- Table View
- List View
Benjamin Franklin is well known to most of us, yet his fundamental and wide-ranging contributions to science are still not adequately understood. Until now he has usually been incorrectly regarded as a practical inventor and tinkerer rather than a scientific thinker. He was elected to membership in the elite Royal Society because his experiments and original theory of electricity had made a science of that new subject. His popular fame came from his two lightning experimentsâe"the sentry-box experiment and the later and more famous experiment of the kiteâe"which confirmed his theoretical speculations about the identity of electricity and provided a basis for the practical invention of the lightning rod. Franklin advanced the eighteenth-century understanding of all phenomena of electricity and provided a model for experimental science in general. I. Bernard Cohen, an eminent historian of science and the principal elucidator of Franklinâe(tm)s scientific work, examines his activities in fields ranging from heat to astronomy. He provides masterful accounts of the theoretical background of Franklinâe(tm)s science (especially his study of Newton), the experiments he performed, and their influence throughout Europe as well as the United States. Cohen emphasizes that Franklinâe(tm)s political and diplomatic career cannot be understood apart from his scientific activities, which established his reputation and brought him into contact with leaders of British and European society. A supplement by Samuel J. Edgerton considers Franklinâe(tm)s attempts to improve the design of heating stoves, another practical application that arose from theoretical interests. This volume will be valuable to all readers wanting to learn more about Franklin and to gain a deeper appreciation of the development of science in America.

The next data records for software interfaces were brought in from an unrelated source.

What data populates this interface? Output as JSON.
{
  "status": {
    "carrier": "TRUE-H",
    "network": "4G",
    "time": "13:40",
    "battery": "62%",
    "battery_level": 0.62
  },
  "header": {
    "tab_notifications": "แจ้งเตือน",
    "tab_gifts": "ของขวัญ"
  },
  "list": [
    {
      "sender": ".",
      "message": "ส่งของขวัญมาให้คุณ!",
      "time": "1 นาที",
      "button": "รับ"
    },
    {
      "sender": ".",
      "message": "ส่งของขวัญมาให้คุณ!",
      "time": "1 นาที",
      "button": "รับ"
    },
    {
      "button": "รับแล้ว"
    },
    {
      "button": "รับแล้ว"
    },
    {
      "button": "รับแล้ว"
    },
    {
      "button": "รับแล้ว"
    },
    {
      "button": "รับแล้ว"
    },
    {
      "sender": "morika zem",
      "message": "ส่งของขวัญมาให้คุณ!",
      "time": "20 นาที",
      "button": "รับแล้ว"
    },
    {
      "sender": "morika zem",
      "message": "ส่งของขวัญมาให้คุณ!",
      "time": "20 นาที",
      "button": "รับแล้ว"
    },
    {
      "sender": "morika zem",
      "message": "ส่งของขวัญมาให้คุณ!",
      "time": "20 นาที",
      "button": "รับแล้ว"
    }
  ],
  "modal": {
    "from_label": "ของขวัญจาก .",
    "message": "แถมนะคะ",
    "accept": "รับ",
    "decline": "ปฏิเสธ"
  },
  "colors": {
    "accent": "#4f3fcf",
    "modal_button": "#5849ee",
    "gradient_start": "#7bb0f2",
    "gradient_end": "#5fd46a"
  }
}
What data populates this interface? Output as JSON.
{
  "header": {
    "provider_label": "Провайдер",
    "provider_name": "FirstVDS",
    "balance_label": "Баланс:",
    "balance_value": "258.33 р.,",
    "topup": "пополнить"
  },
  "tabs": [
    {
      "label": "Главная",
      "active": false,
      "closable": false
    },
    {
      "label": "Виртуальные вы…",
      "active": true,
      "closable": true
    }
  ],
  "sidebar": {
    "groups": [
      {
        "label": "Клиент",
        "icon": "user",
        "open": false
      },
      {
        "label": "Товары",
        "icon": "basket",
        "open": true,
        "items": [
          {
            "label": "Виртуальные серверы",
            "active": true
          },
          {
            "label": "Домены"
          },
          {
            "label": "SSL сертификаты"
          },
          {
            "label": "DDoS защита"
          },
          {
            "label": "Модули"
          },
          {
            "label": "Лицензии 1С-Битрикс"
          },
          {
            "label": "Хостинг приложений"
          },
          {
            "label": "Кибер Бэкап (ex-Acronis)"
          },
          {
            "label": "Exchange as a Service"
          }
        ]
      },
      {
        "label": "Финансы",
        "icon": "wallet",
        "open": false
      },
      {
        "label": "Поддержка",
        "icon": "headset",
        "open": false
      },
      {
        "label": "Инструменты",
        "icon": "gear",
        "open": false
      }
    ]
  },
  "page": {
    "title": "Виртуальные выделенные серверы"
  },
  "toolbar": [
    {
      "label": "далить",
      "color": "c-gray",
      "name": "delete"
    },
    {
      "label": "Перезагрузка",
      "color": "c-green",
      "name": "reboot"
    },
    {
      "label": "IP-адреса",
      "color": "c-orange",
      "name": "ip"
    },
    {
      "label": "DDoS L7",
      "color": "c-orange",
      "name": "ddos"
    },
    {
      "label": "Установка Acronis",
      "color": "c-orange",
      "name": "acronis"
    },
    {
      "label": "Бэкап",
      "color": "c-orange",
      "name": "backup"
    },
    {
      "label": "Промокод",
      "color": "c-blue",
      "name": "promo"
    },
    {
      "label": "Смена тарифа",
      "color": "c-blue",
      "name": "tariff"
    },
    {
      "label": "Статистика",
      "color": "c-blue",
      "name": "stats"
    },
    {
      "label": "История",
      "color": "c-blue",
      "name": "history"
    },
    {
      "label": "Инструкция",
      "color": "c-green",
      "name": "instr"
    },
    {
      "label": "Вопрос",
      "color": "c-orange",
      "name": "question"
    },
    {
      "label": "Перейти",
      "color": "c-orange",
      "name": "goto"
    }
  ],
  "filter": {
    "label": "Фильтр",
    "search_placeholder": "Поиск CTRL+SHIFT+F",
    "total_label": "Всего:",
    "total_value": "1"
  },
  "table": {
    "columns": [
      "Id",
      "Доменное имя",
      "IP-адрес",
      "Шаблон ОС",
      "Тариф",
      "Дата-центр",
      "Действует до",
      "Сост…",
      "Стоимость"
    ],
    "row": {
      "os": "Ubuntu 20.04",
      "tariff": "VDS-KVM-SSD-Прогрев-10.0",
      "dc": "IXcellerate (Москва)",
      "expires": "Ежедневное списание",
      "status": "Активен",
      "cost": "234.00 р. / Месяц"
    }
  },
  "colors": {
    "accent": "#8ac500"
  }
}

Sir Isaac Newton (1642-1727) was one of the greatest scientists of all time, a thinker of extraordinary range and creativity who has left enduring legacies in mathematics and the natural sciences. In this volume a team of distinguished contributors examine all the main aspects of Newton's thought, including not only his approach to space, time, mechanics, and universal gravity in his Principia, his research in optics, and his contributions to mathematics, but also his more clandestine investigations into alchemy, theology, and prophecy, which have sometimes been overshadowed by his mathematical and scientific interests.
Science and the Founding Fathers: Science in the Political Thought of Thomas Jefferson, Benjamin Franklin, John Adams, and James Madisonby I. Bernard Cohen
General readers, students of American history, and professional historians alike will profit from reading this engaging presentation of an aspect of American history conspicuously absent from the usual textbooks and popular presentations of the political thought of this crucial period. Thomas Jefferson was the only president who could read and understand Newton's Principia. Benjamin Franklin is credited with establishing the science of electricity. John Adams had the finest education in science that the new country could provide, including "Pnewmaticks, Hydrostaticks, Mechanicks, Staticks, Opticks." James Madison, chief architect of the Constitution, peppered his Federalist Papers with reference to physics, chemistry, and the life sciences. For these men science was an integral part of life--including political life. This is the story of their scientific education and of how they employed that knowledge in shaping the political issues of the day, incorporating scientific reasoning into the Constitution.
From the pyramids to mortality tables, Galileo to Florence Nightingale, a vibrant history of numbers and the birth of statistics. The great historian of science I. B. Cohen explores how numbers have come to assume a leading role in science, in the operations and structure of government, in marketing, and in many other aspects of daily life. Consulting and collecting numbers has been a feature of human affairs since antiquity--taxes, head counts for military service--but not until the Scientific Revolution in the twelfth century did social numbers such as births, deaths, and marriages begin to be analyzed. Cohen shines a new light on familiar figures such as Thomas Jefferson, Benjamin Franklin, and Charles Dickens; and he reveals Florence Nightingale to be a passionate statistician. Cohen has left us with an engaging and accessible history of numbers, an appreciation of the essential nature of statistics.
Select your format based upon: 1) how you want to read your book, and 2) compatibility with your reading tool. To learn more about using Bookshare with your device, visit the Help Center.
Here is an overview of the specialized formats that Bookshare offers its members with links that go to the Help Center for more information.
- Bookshare Web Reader - a customized reading tool for Bookshare members offering all the features of DAISY with a single click of the "Read Now" link.
- DAISY (Digital Accessible Information System) - a digital book file format. DAISY books from Bookshare are DAISY 3.0 text files that work with just about every type of access technology that reads text. Books that contain images will have the download option of ‘DAISY Text with Images’.
- BRF (Braille Refreshable Format) - digital Braille for use with refreshable Braille devices and Braille embossers.
- MP3 (Mpeg audio layer 3) - Provides audio only with no text. These books are created with a text-to-speech engine and spoken by Kendra, a high quality synthetic voice from Ivona. Any device that supports MP3 playback is compatible.
- DAISY Audio - Similar to the Daisy 3.0 option above; however, this option uses MP3 files created with our text-to-speech engine that utilizes Ivonas Kendra voice. This format will work with Daisy Audio compatible players such as Victor Reader Stream and Read2Go.